    Yet I couldn't eat for hours before going on stage. Although I knew my lines, I was obsessed with the idea that I would get out in front of the audience and blank on the first word I was supposed to say. I would walk around in a trance backstage, brain and nerves totally seized up, before jumping into the abyss when it was my cue. That was fear. And it wasn't good.

    My next experience in theatre happened to be in advertising, in my first couple of presentations at my first agency. They were nowhere near as bad as my undergrad thespianism, but not dissimilar. I'd obsess for hours; it wasn't healthy. But at least I'd figured out the key, which is that presentation is theatre.

    And with every presentation, I naturally got more relaxed. I calmed down, and began to lose the obsession, and be able to eat before meetings.
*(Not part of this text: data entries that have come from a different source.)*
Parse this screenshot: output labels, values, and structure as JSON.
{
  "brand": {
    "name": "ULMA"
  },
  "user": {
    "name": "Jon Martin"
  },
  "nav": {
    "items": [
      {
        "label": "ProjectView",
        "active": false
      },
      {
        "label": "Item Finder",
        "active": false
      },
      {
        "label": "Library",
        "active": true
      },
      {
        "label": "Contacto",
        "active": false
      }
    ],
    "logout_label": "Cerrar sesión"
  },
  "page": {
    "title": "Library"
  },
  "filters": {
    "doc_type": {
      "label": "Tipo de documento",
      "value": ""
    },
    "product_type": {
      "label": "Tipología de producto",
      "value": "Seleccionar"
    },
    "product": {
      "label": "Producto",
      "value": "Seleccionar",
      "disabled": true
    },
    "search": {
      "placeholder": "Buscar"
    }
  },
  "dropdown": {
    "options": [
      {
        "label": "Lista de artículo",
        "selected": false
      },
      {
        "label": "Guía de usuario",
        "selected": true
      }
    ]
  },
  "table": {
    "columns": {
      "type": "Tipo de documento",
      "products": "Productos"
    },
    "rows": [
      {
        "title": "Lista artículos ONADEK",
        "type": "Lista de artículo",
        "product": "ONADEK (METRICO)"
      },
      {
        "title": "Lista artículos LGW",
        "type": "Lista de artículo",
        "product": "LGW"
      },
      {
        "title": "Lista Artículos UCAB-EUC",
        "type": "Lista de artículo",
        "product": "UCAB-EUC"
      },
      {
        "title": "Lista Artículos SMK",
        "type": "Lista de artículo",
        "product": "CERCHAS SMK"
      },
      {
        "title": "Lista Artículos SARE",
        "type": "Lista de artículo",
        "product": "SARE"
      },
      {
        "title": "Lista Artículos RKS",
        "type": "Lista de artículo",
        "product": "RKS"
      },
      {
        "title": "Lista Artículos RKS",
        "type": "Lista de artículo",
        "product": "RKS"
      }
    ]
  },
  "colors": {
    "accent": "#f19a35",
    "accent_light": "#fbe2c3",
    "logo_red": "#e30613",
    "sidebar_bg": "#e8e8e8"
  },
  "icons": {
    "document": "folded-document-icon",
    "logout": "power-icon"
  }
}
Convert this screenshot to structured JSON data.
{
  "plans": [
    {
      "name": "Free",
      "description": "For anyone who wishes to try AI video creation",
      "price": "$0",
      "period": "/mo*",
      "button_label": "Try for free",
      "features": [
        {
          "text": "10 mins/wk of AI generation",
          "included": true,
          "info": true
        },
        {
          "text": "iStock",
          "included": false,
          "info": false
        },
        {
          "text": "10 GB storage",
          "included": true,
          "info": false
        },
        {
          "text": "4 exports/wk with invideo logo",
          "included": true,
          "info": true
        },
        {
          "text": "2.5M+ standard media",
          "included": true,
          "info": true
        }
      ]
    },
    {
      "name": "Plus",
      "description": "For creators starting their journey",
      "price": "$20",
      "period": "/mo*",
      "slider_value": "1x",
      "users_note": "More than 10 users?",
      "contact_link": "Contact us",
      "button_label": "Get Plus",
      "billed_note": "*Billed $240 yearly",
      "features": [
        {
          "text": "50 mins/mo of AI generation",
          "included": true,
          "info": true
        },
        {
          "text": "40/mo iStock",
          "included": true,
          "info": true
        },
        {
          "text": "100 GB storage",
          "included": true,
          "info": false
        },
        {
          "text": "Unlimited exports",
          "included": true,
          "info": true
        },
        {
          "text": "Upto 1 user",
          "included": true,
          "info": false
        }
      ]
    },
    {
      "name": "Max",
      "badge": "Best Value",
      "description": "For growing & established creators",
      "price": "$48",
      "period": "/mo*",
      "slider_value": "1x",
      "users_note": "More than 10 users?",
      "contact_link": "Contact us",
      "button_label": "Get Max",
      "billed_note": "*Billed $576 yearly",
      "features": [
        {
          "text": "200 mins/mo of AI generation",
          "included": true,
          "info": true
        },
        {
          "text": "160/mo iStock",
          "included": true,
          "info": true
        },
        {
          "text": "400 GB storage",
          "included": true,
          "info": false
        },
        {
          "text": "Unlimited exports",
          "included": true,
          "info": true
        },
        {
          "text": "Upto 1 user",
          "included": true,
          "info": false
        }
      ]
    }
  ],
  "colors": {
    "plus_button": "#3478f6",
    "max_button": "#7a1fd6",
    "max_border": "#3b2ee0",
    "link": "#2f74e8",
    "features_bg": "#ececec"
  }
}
Once I even lost the fear entirely.

    And that presentation without fear sucked bigtime.

    Although we're conditioned to think about fear as a negative, whenever I haven't felt fear going into a presentation, that presentation has sucked. And belated I have learned from this.

    Fear is what gives you energy. Fear is what makes you aware. Fear is what makes you listen, and makes you think about what your first line is going to be.

    Cultivate your fear. If Laurence fucking Olivier could be scared shitless every time he stepped on stage, you owe it to your work and your client and yourself to be conscious of the fact that you're performing in every presentation, and that your performance better be good.


    we have nothing to fear but... hmm

    I first read Dune in high school, near the end of my science fiction phase, and while I didn't love it, there was something about it that interested me. Yes, it was maybe the first time that a popular novel dealt with the idea of ecological process, that one change in an environment could affect so much else around it, and that was cool. And the long view of history that the novel laid out was also appealing to someone who loved the Foundation trilogy and the stories from Heinlein's Future History.

    But not a lot really stuck with me, in spite of the fact that I've re-read it a couple of times since. It's ponderous and overblown and the characters are as two-dimensional as Flatland. (It doesn't help that the film version is awful; I think David Lynch intentionally tanked it simply to get Blue Velvet made.) With hundreds of untouched books in my house, Dune isn't on my list to reread again.

    But goofily, one flat and unremarkable sentence from the thing has actually stayed in my mind over the years. It occurs when Paul Atreides is duelling or fighting or something (it's just not worth my time to look up) and he starts to panic, only to remember the Bene Gesserit language his mother has taught him:

    "Fear is the mind killer."

    I know it's not a compelling thought; and as a sentence it just lays there. But, when you're starting to panic, about to, say, go into a client meeting that could easily go very badly, it's been for me a very handy thing to remember. Retaining your ability to think when you're presenting (or being chastised or negotiating) is absolutely vital, especially when you're someone like me who has from day one had to fight an innate desire to simply push the work across the table, say "like it?" then run like hell.

    The fear never goes away; not for me, not when I'm about to present. But you have to be able to function in spite of it, maybe even with it, and maybe even use the fear to your advantage.

    More on this next time maybe...